* DATASET EXTRACT:
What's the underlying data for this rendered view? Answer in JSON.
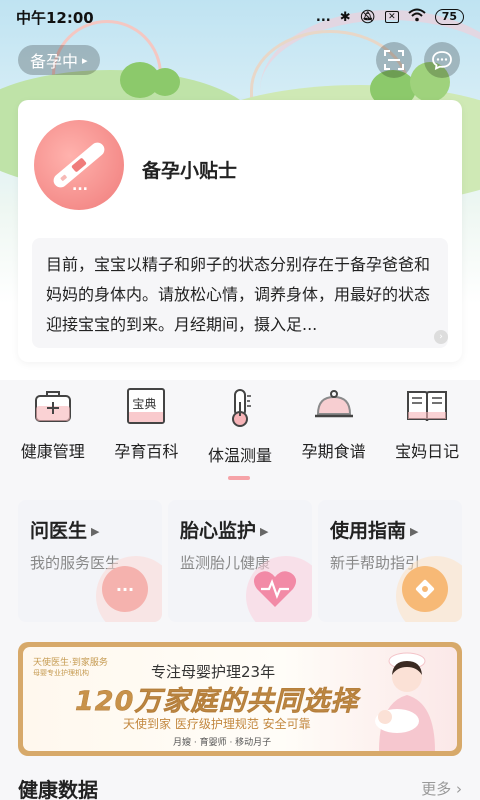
{
  "status_bar": {
    "time": "中午12:00",
    "signal_dots": "...",
    "battery": "75"
  },
  "header": {
    "stage_label": "备孕中",
    "stage_arrow": "▸"
  },
  "tips_card": {
    "title": "备孕小贴士",
    "image_dots": "...",
    "body": "目前，宝宝以精子和卵子的状态分别存在于备孕爸爸和妈妈的身体内。请放松心情，调养身体，用最好的状态迎接宝宝的到来。月经期间，摄入足..."
  },
  "tools": [
    {
      "label": "健康管理",
      "icon": "medkit-icon"
    },
    {
      "label": "孕育百科",
      "icon": "book-icon",
      "icon_text": "宝典"
    },
    {
      "label": "体温测量",
      "icon": "thermometer-icon"
    },
    {
      "label": "孕期食谱",
      "icon": "cloche-icon"
    },
    {
      "label": "宝妈日记",
      "icon": "diary-icon"
    }
  ],
  "services": [
    {
      "title": "问医生",
      "subtitle": "我的服务医生",
      "icon": "chat-bubble-icon",
      "color": "#f3a6a2"
    },
    {
      "title": "胎心监护",
      "subtitle": "监测胎儿健康",
      "icon": "heartbeat-icon",
      "color": "#f07c98"
    },
    {
      "title": "使用指南",
      "subtitle": "新手帮助指引",
      "icon": "compass-icon",
      "color": "#f5b06b"
    }
  ],
  "banner": {
    "brand": "天使医生·到家服务",
    "brand_sub": "母婴专业护理机构",
    "line1": "专注母婴护理23年",
    "line2": "120万家庭的共同选择",
    "line3": "天使到家  医疗级护理规范  安全可靠",
    "line4": "月嫂 · 育婴师 · 移动月子"
  },
  "health_section": {
    "title": "健康数据",
    "more": "更多"
  },
  "colors": {
    "accent_pink": "#f07c7b",
    "banner_gold": "#d7a96a",
    "card_bg": "#f3f4f8"
  }
}
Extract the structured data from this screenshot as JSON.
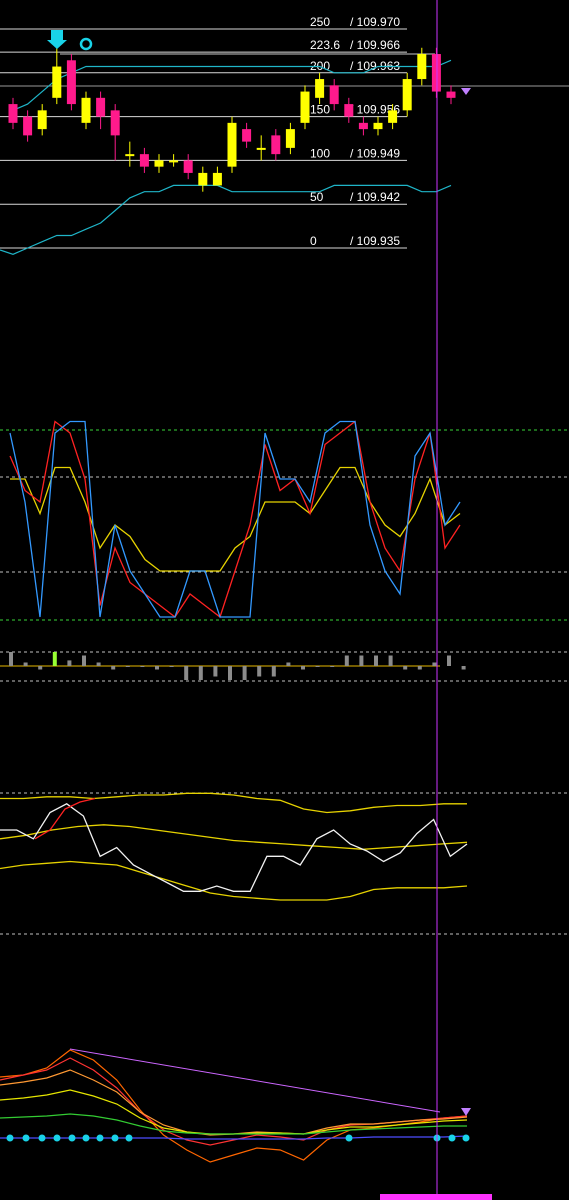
{
  "chart_data": {
    "type": "line",
    "price_panel": {
      "fib_levels": [
        {
          "level": "250",
          "price": "/ 109.970"
        },
        {
          "level": "223.6",
          "price": "/ 109.966"
        },
        {
          "level": "200",
          "price": "/ 109.963"
        },
        {
          "level": "150",
          "price": "/ 109.956"
        },
        {
          "level": "100",
          "price": "/ 109.949"
        },
        {
          "level": "50",
          "price": "/ 109.942"
        },
        {
          "level": "0",
          "price": "/ 109.935"
        }
      ],
      "candles": [
        [
          109.958,
          109.955,
          109.959,
          109.954
        ],
        [
          109.956,
          109.953,
          109.957,
          109.952
        ],
        [
          109.954,
          109.957,
          109.958,
          109.953
        ],
        [
          109.959,
          109.964,
          109.967,
          109.958
        ],
        [
          109.965,
          109.958,
          109.966,
          109.957
        ],
        [
          109.955,
          109.959,
          109.96,
          109.954
        ],
        [
          109.959,
          109.956,
          109.96,
          109.954
        ],
        [
          109.957,
          109.953,
          109.958,
          109.949
        ],
        [
          109.95,
          109.95,
          109.952,
          109.948
        ],
        [
          109.95,
          109.948,
          109.951,
          109.947
        ],
        [
          109.948,
          109.949,
          109.95,
          109.947
        ],
        [
          109.949,
          109.949,
          109.95,
          109.948
        ],
        [
          109.949,
          109.947,
          109.95,
          109.946
        ],
        [
          109.945,
          109.947,
          109.948,
          109.944
        ],
        [
          109.945,
          109.947,
          109.948,
          109.945
        ],
        [
          109.948,
          109.955,
          109.956,
          109.947
        ],
        [
          109.954,
          109.952,
          109.955,
          109.951
        ],
        [
          109.951,
          109.951,
          109.953,
          109.949
        ],
        [
          109.953,
          109.95,
          109.954,
          109.949
        ],
        [
          109.951,
          109.954,
          109.955,
          109.95
        ],
        [
          109.955,
          109.96,
          109.961,
          109.954
        ],
        [
          109.959,
          109.962,
          109.963,
          109.958
        ],
        [
          109.961,
          109.958,
          109.962,
          109.957
        ],
        [
          109.958,
          109.956,
          109.959,
          109.955
        ],
        [
          109.955,
          109.954,
          109.956,
          109.953
        ],
        [
          109.954,
          109.955,
          109.956,
          109.953
        ],
        [
          109.955,
          109.957,
          109.958,
          109.954
        ],
        [
          109.957,
          109.962,
          109.963,
          109.956
        ],
        [
          109.962,
          109.966,
          109.967,
          109.961
        ],
        [
          109.966,
          109.96,
          109.967,
          109.959
        ],
        [
          109.96,
          109.959,
          109.961,
          109.958
        ]
      ],
      "bollinger_upper": [
        109.957,
        109.958,
        109.96,
        109.962,
        109.963,
        109.964,
        109.964,
        109.964,
        109.964,
        109.964,
        109.964,
        109.964,
        109.964,
        109.964,
        109.964,
        109.964,
        109.964,
        109.964,
        109.964,
        109.964,
        109.964,
        109.964,
        109.963,
        109.963,
        109.963,
        109.964,
        109.964,
        109.964,
        109.964,
        109.964,
        109.965
      ],
      "bollinger_lower": [
        109.934,
        109.935,
        109.936,
        109.937,
        109.937,
        109.938,
        109.939,
        109.941,
        109.943,
        109.944,
        109.944,
        109.945,
        109.945,
        109.945,
        109.945,
        109.944,
        109.944,
        109.944,
        109.944,
        109.944,
        109.944,
        109.944,
        109.945,
        109.945,
        109.945,
        109.945,
        109.945,
        109.945,
        109.944,
        109.944,
        109.945
      ]
    },
    "stochastic_panel": {
      "blue": [
        90,
        60,
        10,
        90,
        95,
        95,
        10,
        50,
        30,
        20,
        10,
        10,
        30,
        30,
        10,
        10,
        10,
        90,
        70,
        70,
        60,
        90,
        95,
        95,
        50,
        30,
        20,
        80,
        90,
        50,
        60
      ],
      "red": [
        80,
        65,
        60,
        95,
        90,
        70,
        15,
        40,
        25,
        20,
        15,
        10,
        20,
        15,
        10,
        30,
        50,
        85,
        65,
        70,
        55,
        85,
        90,
        95,
        60,
        40,
        30,
        70,
        90,
        40,
        50
      ],
      "yellow": [
        70,
        70,
        55,
        75,
        75,
        60,
        40,
        50,
        45,
        35,
        30,
        30,
        30,
        30,
        30,
        40,
        45,
        60,
        60,
        60,
        55,
        65,
        75,
        75,
        60,
        50,
        45,
        55,
        70,
        50,
        55
      ],
      "histogram": [
        2,
        0.5,
        -0.5,
        2,
        0.8,
        1.5,
        0.5,
        -0.5,
        0,
        0,
        -0.5,
        0,
        -2,
        -2,
        -1.5,
        -2,
        -2,
        -1.5,
        -1.5,
        0.5,
        -0.5,
        0,
        0,
        1.5,
        1.5,
        1.5,
        1.5,
        -0.5,
        -0.5,
        0.5,
        1.5,
        -0.5
      ]
    },
    "rsi_panel": {
      "white": [
        60,
        60,
        55,
        70,
        75,
        68,
        45,
        50,
        40,
        35,
        30,
        25,
        25,
        28,
        25,
        25,
        45,
        45,
        40,
        55,
        60,
        52,
        48,
        42,
        47,
        58,
        66,
        45,
        52
      ],
      "red": [
        55,
        60,
        72,
        76,
        78
      ],
      "band_upper": [
        78,
        78,
        79,
        79,
        78,
        79,
        80,
        80,
        81,
        81,
        80,
        78,
        77,
        72,
        70,
        71,
        73,
        74,
        74,
        75,
        75
      ],
      "band_mid": [
        55,
        57,
        60,
        62,
        63,
        62,
        60,
        58,
        56,
        54,
        53,
        52,
        51,
        50,
        49,
        50,
        51,
        52,
        53
      ],
      "band_lower": [
        38,
        40,
        41,
        42,
        41,
        40,
        36,
        32,
        28,
        24,
        22,
        21,
        20,
        20,
        20,
        22,
        26,
        27,
        27,
        27,
        28
      ]
    },
    "ma_panel": {
      "cyan_dots_count": 13
    }
  }
}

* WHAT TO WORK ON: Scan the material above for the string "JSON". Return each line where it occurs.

* TASK RESPONSE:
What's the underlying data for this rendered view? Answer in JSON.
Extract the structured data from this screenshot as JSON.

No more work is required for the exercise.